The one-day summit organised by Zero Carbon Hub brought together experts from both government and the house building industry, who are facing the challenge of delivering new housing built to zero carbon standards in the West Midlands from 2016.
“With three years to go, the challenge ahead on the face of it might seem huge but my research demonstrates that we can already now achieve zero carbon buildings which are technically and economically viable and very comfortable for people,” said Dr Jankovic.
“My message to these leaders is that we have an opportunity to achieve zero carbon living on a large scale and this region has the expertise and critical mass to pioneer in this area.”
Hosts of the event, Birmingham City Council, highlighted its work on the Birmingham Energy Savers programme, in which they are planning to retro-fit up to 60,000 households across the city with energy efficiency measure such as insulation and new boilers by 2020.
Beck Collins, a PhD student at Birmingham City University’s School of the Built Environment, has been working on the Birmingham Energy Savers programme since 2010 with an interest in looking at inventions to change people’s energy behaviour.

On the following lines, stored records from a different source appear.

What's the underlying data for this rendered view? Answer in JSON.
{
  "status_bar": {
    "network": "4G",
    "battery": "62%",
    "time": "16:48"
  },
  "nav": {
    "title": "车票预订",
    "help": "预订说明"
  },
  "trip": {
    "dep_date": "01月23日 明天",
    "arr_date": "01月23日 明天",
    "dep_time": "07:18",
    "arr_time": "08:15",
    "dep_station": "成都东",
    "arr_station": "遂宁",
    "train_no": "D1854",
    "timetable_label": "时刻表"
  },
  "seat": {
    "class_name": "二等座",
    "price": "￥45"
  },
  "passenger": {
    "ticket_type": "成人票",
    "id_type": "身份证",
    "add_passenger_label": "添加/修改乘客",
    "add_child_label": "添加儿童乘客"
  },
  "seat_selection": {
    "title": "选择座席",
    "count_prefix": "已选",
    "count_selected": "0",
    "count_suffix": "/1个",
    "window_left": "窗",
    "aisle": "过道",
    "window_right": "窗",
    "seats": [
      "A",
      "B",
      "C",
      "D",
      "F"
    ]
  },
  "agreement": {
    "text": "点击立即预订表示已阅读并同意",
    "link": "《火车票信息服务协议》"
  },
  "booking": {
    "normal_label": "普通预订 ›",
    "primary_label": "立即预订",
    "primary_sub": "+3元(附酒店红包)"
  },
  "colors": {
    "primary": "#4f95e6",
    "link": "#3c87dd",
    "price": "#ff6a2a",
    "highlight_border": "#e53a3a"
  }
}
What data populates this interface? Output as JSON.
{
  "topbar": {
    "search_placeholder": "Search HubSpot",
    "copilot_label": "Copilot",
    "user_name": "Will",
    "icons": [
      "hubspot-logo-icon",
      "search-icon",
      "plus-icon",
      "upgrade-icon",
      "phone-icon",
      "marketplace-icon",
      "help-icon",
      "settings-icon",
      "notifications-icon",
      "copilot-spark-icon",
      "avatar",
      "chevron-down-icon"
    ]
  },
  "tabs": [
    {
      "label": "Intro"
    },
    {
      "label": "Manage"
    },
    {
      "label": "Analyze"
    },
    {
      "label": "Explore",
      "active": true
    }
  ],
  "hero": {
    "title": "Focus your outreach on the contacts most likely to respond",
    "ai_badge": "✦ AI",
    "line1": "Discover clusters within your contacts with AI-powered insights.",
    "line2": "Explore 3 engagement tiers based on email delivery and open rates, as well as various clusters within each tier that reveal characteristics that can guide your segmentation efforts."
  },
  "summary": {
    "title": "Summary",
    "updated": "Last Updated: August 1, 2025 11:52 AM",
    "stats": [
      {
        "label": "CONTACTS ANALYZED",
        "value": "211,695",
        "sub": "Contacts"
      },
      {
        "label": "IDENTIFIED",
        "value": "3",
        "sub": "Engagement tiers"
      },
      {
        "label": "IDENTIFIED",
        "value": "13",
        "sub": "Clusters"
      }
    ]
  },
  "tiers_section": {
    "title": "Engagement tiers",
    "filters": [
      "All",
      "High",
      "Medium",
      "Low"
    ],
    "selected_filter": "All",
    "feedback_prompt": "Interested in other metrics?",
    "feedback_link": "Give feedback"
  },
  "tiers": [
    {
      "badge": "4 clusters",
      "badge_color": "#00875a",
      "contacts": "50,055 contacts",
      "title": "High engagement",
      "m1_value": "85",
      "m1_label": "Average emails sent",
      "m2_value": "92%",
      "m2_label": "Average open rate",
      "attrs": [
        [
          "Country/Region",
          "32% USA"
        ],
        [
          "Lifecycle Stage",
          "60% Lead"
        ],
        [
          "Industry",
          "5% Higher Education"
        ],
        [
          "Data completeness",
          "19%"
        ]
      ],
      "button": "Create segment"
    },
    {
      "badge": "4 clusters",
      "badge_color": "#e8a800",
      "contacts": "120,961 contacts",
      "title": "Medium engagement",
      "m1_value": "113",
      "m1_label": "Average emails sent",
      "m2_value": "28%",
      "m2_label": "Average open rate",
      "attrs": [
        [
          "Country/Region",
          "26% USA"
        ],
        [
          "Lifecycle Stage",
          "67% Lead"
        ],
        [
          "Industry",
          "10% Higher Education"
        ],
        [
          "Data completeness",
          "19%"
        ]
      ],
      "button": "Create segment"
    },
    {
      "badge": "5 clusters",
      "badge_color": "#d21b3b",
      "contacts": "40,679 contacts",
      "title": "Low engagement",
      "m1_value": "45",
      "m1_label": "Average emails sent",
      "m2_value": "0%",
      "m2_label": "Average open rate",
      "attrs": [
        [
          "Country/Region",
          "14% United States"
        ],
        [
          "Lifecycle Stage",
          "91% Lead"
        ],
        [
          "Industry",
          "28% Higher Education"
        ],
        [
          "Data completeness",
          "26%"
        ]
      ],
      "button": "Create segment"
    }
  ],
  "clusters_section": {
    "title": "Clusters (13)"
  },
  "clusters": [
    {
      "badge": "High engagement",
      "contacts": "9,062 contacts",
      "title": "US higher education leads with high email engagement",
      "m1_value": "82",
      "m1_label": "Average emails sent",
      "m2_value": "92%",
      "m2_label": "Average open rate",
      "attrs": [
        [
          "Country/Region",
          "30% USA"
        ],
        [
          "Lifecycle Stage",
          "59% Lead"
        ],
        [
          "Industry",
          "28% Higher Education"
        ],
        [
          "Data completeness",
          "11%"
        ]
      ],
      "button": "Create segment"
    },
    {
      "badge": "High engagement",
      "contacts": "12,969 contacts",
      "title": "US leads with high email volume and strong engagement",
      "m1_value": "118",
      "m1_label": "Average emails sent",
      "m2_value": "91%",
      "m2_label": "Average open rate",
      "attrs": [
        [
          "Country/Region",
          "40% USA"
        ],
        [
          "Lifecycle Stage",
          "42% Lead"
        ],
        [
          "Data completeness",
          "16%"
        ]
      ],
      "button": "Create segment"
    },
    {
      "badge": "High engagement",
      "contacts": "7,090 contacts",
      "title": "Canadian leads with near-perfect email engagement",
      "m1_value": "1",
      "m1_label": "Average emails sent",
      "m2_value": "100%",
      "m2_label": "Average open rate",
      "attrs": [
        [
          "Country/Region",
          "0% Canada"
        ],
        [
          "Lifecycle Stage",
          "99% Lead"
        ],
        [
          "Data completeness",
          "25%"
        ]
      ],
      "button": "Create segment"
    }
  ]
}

She said: “What the Birmingham Energy Savers programme is trying to achieve is nothing less than a revolution in Birmingham’s economy, quality of life and environment. I’ve been delighted to have played a part in that.”